Maznah Mohamad’s The Divine Bureaucracy, however, proffers a very different take on the subject. Going beyond what Norshahril Saat (2018) contends is a partial Islamist capture of the Malaysian state, [End Page 481] Maznah offers incriminating evidence of the internal workings of a Malaysian polity comprehensively Islamicized by means of rational, secular and routinized processes of bureaucratization, resulting in what Weber describes as “disenchantment”. Disenchantment here refers to the decoupling of religion from its metaphysical realities. In short, issues of faith and belief become reduced to corporeal legitimation associated with a rational-legal system of organizing state, society and national affairs.
Bureaucratization, in turn, entails the related phenomena of judicialization and corporatization, in line with a new modernist ethos defined by legality and capitalist logic. While accomplishing its twin objectives of “objectification of religion and its functionalisation” (p. 15) towards ends that are decidedly secular, bureaucratization of Islam is not, however, completely stripped of what are usually considered irrational qualities associated with religious values and mores. On the contrary, it is precisely such irrationality—or rather “the shifting between the rational and irrational motivation” (p. 17) in the administration’s practices—that lends the aura of divinity to Malaysia’s Islamic officialdom; hence Maznah’s dubbing it as a “Divine Bureaucracy”. Bestowed with the aura of untouchability, even if theoretically still operating within the strictures of the rule of law in a largely democratic political setting, this Divine Bureaucracy has shown time and again that its clout and authority have extended the boundaries of the religious realm. In true Weberian fashion, the Divine Bureaucracy, via manipulation of an “Islam reimagined through the use of syariah idioms” (p. 18), has acquired such a self-perpetuating life of its own that even the political masters who originally created it for political expediency now depend on it for legitimacy and political survival.
Although the seeds of the Divine Bureaucracy had been planted during British colonial rule under the guise of administrative centralization and efficiency, Maznah identifies 1997 as a watershed year marking the declining influence of elected members of the federal government over Islamic matters.
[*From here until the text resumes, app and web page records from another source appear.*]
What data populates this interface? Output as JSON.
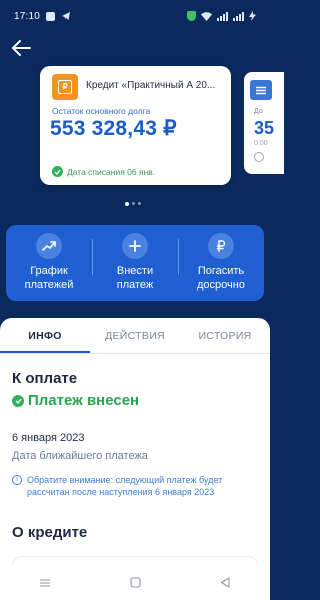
{
  "status_bar": {
    "time": "17:10"
  },
  "loan_card": {
    "name": "Кредит «Практичный А 20...",
    "balance_label": "Остаток основного долга",
    "balance": "553 328,43 ₽",
    "due_text": "Дата списания 06 янв."
  },
  "next_card": {
    "label": "До",
    "amount": "35",
    "sub": "0.00"
  },
  "actions": [
    {
      "label": "График\nплатежей",
      "icon": "trend-up-icon"
    },
    {
      "label": "Внести\nплатеж",
      "icon": "plus-icon"
    },
    {
      "label": "Погасить\nдосрочно",
      "icon": "ruble-icon"
    }
  ],
  "tabs": [
    {
      "label": "ИНФО",
      "active": true
    },
    {
      "label": "ДЕЙСТВИЯ",
      "active": false
    },
    {
      "label": "ИСТОРИЯ",
      "active": false
    }
  ],
  "info": {
    "section_title": "К оплате",
    "payment_status": "Платеж внесен",
    "next_date": "6 января 2023",
    "next_date_label": "Дата ближайшего платежа",
    "note": "Обратите внимание: следующий платеж будет рассчитан после наступления 6 января 2023"
  },
  "about_title": "О кредите",
  "colors": {
    "accent": "#1b5cc8",
    "success": "#2aa54e",
    "background": "#0a2a5e"
  }
}
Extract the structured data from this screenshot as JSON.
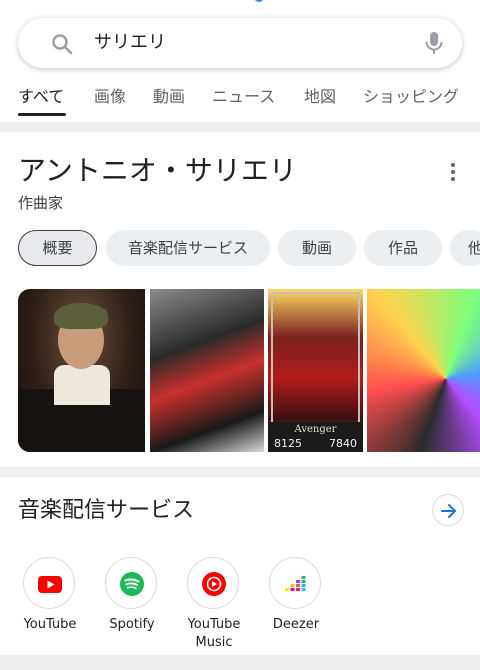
{
  "search": {
    "query": "サリエリ"
  },
  "tabs": [
    {
      "label": "すべて",
      "active": true
    },
    {
      "label": "画像",
      "active": false
    },
    {
      "label": "動画",
      "active": false
    },
    {
      "label": "ニュース",
      "active": false
    },
    {
      "label": "地図",
      "active": false
    },
    {
      "label": "ショッピング",
      "active": false
    }
  ],
  "entity": {
    "title": "アントニオ・サリエリ",
    "subtitle": "作曲家"
  },
  "chips": [
    {
      "label": "概要",
      "selected": true
    },
    {
      "label": "音楽配信サービス",
      "selected": false
    },
    {
      "label": "動画",
      "selected": false
    },
    {
      "label": "作品",
      "selected": false
    },
    {
      "label": "他",
      "selected": false
    }
  ],
  "images": {
    "card_class": "Avenger",
    "card_atk": "8125",
    "card_hp": "7840"
  },
  "music_section": {
    "heading": "音楽配信サービス",
    "services": [
      {
        "label": "YouTube",
        "icon": "youtube-icon",
        "color": "#ff0000"
      },
      {
        "label": "Spotify",
        "icon": "spotify-icon",
        "color": "#1db954"
      },
      {
        "label": "YouTube\nMusic",
        "icon": "youtube-music-icon",
        "color": "#ff0000"
      },
      {
        "label": "Deezer",
        "icon": "deezer-icon",
        "color": "#ef5466"
      }
    ]
  },
  "colors": {
    "accent_blue": "#1a73e8",
    "text_primary": "#202124",
    "text_secondary": "#5f6368",
    "chip_background": "#eceff1"
  }
}
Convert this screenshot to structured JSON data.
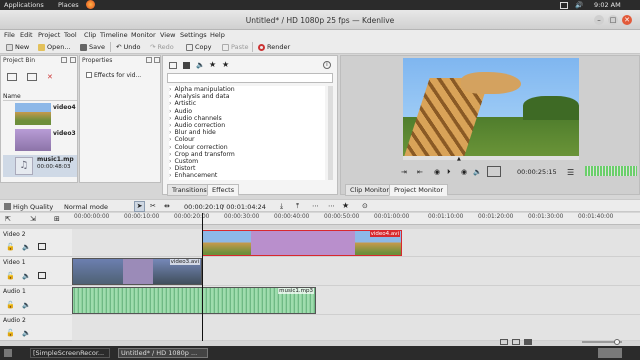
{
  "system_bar": {
    "applications": "Applications",
    "places": "Places",
    "clock": "9:02 AM"
  },
  "window": {
    "title": "Untitled* / HD 1080p 25 fps — Kdenlive"
  },
  "menu": [
    "File",
    "Edit",
    "Project",
    "Tool",
    "Clip",
    "Timeline",
    "Monitor",
    "View",
    "Settings",
    "Help"
  ],
  "toolbar": {
    "new": "New",
    "open": "Open...",
    "save": "Save",
    "undo": "Undo",
    "redo": "Redo",
    "copy": "Copy",
    "paste": "Paste",
    "render": "Render"
  },
  "project_bin": {
    "title": "Project Bin",
    "column_name": "Name",
    "items": [
      {
        "name": "video4",
        "extra": ""
      },
      {
        "name": "video3",
        "extra": ""
      },
      {
        "name": "music1.mp",
        "extra": "00:00:48:03"
      }
    ]
  },
  "properties": {
    "title": "Properties",
    "checkbox_label": "Effects for vid..."
  },
  "effects": {
    "list": [
      "Alpha manipulation",
      "Analysis and data",
      "Artistic",
      "Audio",
      "Audio channels",
      "Audio correction",
      "Blur and hide",
      "Colour",
      "Colour correction",
      "Crop and transform",
      "Custom",
      "Distort",
      "Enhancement"
    ],
    "tabs": {
      "transitions": "Transitions",
      "effects": "Effects"
    }
  },
  "monitor": {
    "timecode": "00:00:25:15",
    "tabs": {
      "clip": "Clip Monitor",
      "project": "Project Monitor"
    }
  },
  "timeline_toolbar": {
    "quality": "High Quality",
    "mode": "Normal mode",
    "position": "00:00:20:10",
    "duration": "00:01:04:24"
  },
  "ruler": [
    "00:00:00:00",
    "00:00:10:00",
    "00:00:20:00",
    "00:00:30:00",
    "00:00:40:00",
    "00:00:50:00",
    "00:01:00:00",
    "00:01:10:00",
    "00:01:20:00",
    "00:01:30:00",
    "00:01:40:00",
    "00:01:50:00"
  ],
  "tracks": [
    "Video 2",
    "Video 1",
    "Audio 1",
    "Audio 2"
  ],
  "clips": {
    "video4": "video4.avi",
    "video3": "video3.avi",
    "music": "music1.mp3"
  },
  "taskbar": {
    "item1": "[SimpleScreenRecor...",
    "item2": "Untitled* / HD 1080p ..."
  },
  "colors": {
    "video_clip": "#b98fcc",
    "audio_clip": "#8fd19e",
    "selected_border": "#d8282e",
    "playhead": "#111111"
  }
}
That year saw the upgrading of the Islamic Affairs Division of the Prime Minister’s Department [End Page 482] into the Department of the Advancement of Islam (JAKIM, or Jabatan Kemajuan Islam Malaysia), whose astronomical budgets raised eyebrows. Later that year, “Mahathir [Mohamad]’s inability as prime minister to have much clout over Islamic matters” (p. 138) was on full display when the Selangor religious authorities arrested three Muslim beauty contestants. Forced onto the defensive by the ensuing furore, Mahathir criticized the arrests as excessive. The following year, Mahathir of course had to weather the greatest challenge to his premiership—that posed by his then deputy, Anwar Ibrahim, whose influence among members of the Divine Bureaucracy was not inconsequential on account of his past stewardship of the Muslim Youth Movement of Malaysia (ABIM, or Angkatan Belia Islam Malaysia).
As Anwar Ibrahim’s discourse in his post-UMNO years verged towards more liberal and pluralist interpretations of Islam, he himself would then encounter problems with the Divine Bureaucracy. Interestingly, upon being appointed as Malaysia’s tenth prime minister in November 2022, one of his first Islamic gatherings was a meeting he convened with the ulama (religious scholars) and asatizah (religious teachers) who explicitly brand themselves as part of the Ahli Sunnah wal Jamaah (ASWJ; literally, people of the Prophet’s way and community, or Sunnis). As Maznah demonstrates throughout the pages of her book, it is officials from the orthodox ASWJ school who have been mainly responsible for...